One possibility is that they moved along the coast, and any sites on the way have since been submerged by the sea, which was much lower during the Ice Age, Slimak says. But he also makes a second, surprising suggestion: perhaps they traveled by boat. After all, he notes, some researchers believe that modern humans reached Australia around 50,000 years ago (some think this occurred even earlier; others put the date quite a bit later).
In the case of Australia, there is little doubt that humans had to navigate across the water because there was no land bridge connecting this continent to southeast Asia, Slimak says. So, if Homo sapiens could build boats in the Far East at this time, why not do so in the Mediterranean?
The discovery of the early sapiens presence at Mandrin makes sense when we look at what we know today about human evolution, says Prof. Israel Hershkovitz, a physical anthropologist at Tel Aviv University, who did not take part in the French study.
Until recently, it was thought that hominins pretty much stuck to their corners of the world: Neanderthals ruled over western Eurasia and most of the Middle East; Denisovans lived in East Asia and sapiens roamed the African savannah until around 70,000 years ago, when we suddenly began leaving our ancestral home and took over the globe.
But in recent years, DNA research and archaeological finds have shown that the reality of human evolution is much less linear. It appears that hominins constantly made forays into each other’s territories, migrating with ease over vast distances and often interbreeding with the local inhabitants.
Archaic homo sapiens, which evolved in Africa at least 300,000 years ago, already appeared in today’s Israel some 200,000 years ago, and possibly interbred with a Neanderthal ancestor there. Meanwhile Neanderthals and Denisovans were cozying up in the freezing caves of Siberia, and producing hybrid kids.
So in this ever more complex story of human evolution, it is not unusual to discover another early meeting point between two different hominins, Hershkovitz says. The fact that modern humans now seem to appear at the same time in the Levant and in France is more the result of the fact that our dating techniques for such distant periods still have huge margin of errors.

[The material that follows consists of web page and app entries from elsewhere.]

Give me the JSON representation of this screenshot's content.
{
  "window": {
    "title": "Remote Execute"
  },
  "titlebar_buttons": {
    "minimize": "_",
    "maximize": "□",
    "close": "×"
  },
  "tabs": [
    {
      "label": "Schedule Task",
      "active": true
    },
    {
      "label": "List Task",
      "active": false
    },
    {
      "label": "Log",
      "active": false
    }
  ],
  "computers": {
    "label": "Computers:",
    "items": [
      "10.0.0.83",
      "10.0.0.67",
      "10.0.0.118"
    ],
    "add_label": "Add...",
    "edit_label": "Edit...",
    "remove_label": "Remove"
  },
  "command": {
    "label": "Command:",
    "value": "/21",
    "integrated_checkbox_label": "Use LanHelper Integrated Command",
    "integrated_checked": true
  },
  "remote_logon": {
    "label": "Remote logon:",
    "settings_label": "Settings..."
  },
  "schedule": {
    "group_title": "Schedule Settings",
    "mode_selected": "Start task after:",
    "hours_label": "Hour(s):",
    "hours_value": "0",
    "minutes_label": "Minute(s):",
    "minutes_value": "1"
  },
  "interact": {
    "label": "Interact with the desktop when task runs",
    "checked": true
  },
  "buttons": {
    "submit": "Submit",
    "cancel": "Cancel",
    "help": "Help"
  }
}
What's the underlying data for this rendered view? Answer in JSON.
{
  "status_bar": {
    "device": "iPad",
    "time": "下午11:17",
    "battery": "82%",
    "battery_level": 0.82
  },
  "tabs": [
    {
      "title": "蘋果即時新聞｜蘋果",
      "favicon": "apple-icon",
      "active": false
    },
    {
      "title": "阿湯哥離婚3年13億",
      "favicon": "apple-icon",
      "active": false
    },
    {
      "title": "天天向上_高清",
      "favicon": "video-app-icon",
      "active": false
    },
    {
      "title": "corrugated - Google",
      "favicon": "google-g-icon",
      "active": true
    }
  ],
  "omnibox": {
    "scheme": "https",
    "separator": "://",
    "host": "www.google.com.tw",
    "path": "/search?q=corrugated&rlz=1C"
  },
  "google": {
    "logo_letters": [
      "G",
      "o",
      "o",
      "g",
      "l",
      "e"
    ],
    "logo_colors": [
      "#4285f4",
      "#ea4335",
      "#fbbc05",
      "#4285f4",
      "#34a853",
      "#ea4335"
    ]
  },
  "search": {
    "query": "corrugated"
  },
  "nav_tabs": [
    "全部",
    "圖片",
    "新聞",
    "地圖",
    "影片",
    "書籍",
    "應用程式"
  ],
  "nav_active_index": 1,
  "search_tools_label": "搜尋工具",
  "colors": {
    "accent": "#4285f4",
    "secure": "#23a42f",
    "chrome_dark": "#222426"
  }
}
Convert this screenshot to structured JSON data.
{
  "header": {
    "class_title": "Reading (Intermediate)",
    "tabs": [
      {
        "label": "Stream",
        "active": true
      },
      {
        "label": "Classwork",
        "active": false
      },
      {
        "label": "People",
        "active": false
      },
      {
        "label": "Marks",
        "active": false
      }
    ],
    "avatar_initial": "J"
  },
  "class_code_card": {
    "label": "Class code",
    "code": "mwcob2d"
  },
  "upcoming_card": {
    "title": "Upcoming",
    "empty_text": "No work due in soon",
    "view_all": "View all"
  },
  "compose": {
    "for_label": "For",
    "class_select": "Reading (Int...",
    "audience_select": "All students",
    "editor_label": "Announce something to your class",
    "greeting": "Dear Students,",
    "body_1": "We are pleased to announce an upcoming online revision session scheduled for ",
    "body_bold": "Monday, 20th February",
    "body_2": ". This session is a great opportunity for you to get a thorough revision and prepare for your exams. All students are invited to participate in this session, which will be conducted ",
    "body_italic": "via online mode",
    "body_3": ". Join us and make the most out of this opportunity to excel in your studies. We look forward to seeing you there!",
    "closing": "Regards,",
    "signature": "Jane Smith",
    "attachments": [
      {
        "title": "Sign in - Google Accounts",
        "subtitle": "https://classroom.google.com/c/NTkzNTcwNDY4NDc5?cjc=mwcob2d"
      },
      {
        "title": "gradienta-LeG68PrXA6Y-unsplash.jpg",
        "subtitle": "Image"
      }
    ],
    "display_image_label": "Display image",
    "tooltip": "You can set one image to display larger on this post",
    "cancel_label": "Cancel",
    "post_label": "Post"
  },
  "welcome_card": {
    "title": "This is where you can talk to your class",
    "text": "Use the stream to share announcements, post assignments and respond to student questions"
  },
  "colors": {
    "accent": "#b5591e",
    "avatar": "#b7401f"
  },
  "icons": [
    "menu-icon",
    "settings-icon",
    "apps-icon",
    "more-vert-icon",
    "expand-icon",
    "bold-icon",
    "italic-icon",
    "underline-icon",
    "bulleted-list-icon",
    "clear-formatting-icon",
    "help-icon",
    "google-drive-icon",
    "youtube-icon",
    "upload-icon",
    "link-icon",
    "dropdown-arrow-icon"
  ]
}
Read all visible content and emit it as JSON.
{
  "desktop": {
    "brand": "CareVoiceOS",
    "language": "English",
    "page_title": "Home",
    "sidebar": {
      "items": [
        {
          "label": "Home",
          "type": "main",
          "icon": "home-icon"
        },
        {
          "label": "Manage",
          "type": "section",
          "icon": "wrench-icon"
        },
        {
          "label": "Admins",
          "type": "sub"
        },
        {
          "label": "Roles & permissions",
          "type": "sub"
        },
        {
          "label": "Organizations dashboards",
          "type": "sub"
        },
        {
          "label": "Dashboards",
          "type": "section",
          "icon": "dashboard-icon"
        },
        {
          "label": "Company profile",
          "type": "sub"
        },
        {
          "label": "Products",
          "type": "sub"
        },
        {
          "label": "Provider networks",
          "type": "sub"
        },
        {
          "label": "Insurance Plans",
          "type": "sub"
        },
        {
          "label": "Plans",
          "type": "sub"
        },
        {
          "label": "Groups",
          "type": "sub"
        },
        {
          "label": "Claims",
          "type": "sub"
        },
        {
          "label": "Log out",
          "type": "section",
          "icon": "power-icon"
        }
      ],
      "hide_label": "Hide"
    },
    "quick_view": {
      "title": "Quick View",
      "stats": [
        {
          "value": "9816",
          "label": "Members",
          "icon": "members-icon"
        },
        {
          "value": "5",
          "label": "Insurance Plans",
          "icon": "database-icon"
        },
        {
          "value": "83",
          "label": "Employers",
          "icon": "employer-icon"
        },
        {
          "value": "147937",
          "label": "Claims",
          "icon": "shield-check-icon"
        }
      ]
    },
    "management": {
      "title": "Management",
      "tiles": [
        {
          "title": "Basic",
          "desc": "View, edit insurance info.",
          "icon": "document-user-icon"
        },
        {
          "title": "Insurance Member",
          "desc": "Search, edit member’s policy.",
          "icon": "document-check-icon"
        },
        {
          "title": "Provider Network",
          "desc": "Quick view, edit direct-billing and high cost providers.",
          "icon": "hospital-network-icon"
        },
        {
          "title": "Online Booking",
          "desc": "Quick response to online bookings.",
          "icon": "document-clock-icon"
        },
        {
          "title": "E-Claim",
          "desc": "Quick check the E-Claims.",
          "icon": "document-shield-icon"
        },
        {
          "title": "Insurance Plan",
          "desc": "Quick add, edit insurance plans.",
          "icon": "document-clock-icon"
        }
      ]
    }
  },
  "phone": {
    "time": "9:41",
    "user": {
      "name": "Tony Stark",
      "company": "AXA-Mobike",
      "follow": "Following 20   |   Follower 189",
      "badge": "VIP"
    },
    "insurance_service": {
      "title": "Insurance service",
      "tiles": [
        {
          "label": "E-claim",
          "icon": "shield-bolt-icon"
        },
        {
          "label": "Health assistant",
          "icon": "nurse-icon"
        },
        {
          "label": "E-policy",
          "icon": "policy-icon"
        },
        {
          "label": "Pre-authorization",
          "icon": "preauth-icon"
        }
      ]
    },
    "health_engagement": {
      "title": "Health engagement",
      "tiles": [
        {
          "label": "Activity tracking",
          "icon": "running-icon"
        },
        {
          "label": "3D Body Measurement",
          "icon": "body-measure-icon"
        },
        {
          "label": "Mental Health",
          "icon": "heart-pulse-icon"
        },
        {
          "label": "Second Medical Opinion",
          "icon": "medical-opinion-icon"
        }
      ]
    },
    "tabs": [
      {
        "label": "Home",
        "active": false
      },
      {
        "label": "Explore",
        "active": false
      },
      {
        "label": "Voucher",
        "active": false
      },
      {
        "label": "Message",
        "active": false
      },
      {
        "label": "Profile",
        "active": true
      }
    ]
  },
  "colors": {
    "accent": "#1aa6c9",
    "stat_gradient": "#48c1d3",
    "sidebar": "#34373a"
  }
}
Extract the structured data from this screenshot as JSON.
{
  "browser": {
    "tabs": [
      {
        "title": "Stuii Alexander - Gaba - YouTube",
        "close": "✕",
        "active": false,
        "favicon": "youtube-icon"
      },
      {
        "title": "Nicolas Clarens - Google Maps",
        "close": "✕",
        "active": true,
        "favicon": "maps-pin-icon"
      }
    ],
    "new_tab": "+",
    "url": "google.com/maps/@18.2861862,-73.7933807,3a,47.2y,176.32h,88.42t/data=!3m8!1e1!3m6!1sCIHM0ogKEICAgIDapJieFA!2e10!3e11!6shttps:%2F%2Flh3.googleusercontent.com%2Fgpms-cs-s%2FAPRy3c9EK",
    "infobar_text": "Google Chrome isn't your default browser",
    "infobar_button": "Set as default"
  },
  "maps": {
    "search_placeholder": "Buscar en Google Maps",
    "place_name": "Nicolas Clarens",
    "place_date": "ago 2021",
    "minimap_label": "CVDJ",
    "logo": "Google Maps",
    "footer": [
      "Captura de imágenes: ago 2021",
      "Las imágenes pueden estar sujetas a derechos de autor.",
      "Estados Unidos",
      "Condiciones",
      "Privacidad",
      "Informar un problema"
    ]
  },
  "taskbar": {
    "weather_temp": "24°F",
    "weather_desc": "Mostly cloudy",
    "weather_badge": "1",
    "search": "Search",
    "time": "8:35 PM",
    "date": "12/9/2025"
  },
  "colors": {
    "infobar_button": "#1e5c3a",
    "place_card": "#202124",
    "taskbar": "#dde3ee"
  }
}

So while they appear contemporaneous, the Initial Upper Paleolithic sites in the Levant and in Mandrin may, in reality, easily be separated by one or two millennia, more than enough time for groups of highly mobile prehistoric hunter-gatherers to slowly migrate across a continent, he says. Hershkovitz is skeptical of the suggestion that such migrations might have occurred by sea, and says the most parsimonious explanation for the absence of contemporary sapiens sites between the Levant and Mandrin is that we simply haven’t discovered them yet.
“I’m sure we will eventually find sites from the same period in Italy, Greece and so on. We don’t need to imagine that they built boats,” he says. “Usually the simplest explanation is also the correct one.”